What is needed is a copy of each line in the listing that contains "data".

==========

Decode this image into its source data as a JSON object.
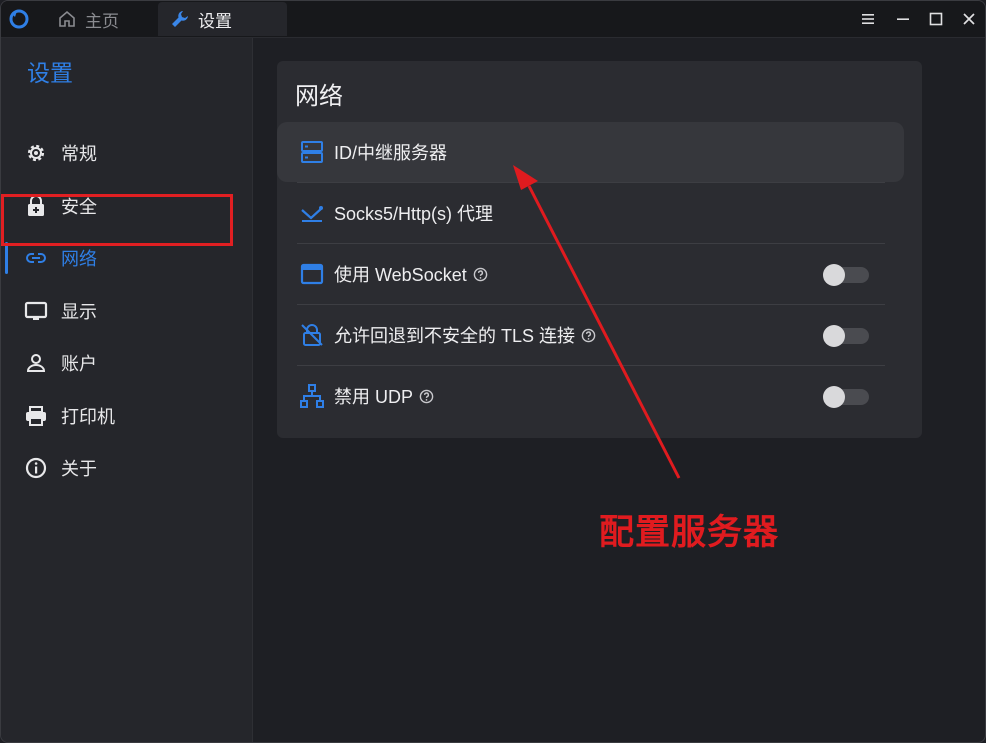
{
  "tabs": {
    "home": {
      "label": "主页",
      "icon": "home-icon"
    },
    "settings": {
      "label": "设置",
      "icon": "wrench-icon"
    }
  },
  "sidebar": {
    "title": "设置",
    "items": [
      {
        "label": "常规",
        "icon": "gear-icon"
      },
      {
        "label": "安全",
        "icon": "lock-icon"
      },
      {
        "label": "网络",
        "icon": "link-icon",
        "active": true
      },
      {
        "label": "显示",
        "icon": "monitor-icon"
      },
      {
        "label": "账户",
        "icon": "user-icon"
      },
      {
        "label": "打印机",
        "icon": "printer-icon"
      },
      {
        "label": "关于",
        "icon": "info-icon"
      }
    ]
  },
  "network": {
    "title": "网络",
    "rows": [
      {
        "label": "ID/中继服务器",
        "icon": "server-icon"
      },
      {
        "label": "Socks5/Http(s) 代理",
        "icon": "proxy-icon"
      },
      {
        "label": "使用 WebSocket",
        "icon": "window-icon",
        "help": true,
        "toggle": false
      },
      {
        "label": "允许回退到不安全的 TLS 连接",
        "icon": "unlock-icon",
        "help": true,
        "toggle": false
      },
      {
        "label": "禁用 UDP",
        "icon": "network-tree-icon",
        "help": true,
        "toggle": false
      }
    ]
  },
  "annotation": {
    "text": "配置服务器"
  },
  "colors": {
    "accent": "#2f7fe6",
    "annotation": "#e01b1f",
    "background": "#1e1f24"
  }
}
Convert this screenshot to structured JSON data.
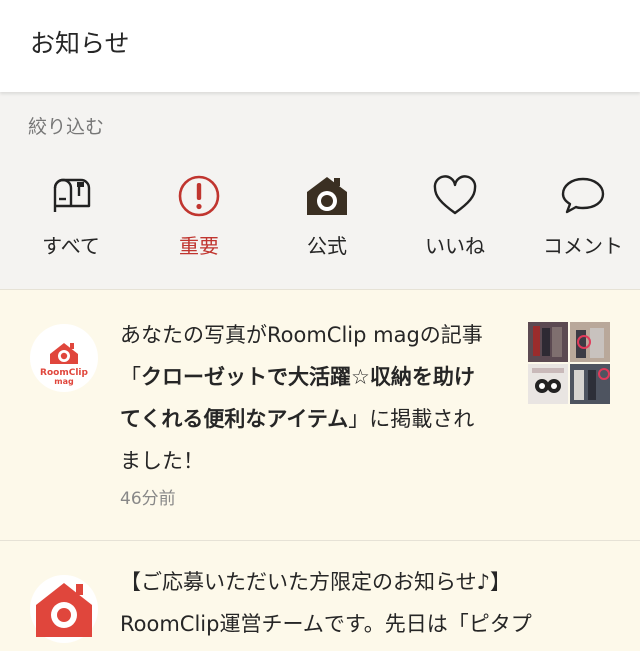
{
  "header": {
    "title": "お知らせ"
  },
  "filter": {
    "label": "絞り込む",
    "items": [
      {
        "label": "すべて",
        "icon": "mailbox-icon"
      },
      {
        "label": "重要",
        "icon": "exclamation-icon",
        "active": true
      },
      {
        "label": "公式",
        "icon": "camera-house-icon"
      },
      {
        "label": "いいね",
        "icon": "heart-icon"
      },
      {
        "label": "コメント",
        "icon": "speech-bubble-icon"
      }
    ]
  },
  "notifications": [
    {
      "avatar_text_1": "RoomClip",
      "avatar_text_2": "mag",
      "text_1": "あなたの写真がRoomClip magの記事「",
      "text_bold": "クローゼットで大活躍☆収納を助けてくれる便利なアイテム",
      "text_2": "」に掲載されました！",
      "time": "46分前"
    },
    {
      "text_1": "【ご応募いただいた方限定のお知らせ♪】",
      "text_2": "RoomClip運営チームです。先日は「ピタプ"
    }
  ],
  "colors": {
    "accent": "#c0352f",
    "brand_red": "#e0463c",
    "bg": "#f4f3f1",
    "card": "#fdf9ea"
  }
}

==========

RESPONSE TO THE EXERCISE:
Decode this image into its source data as a JSON object.
Convert this screenshot to structured JSON data.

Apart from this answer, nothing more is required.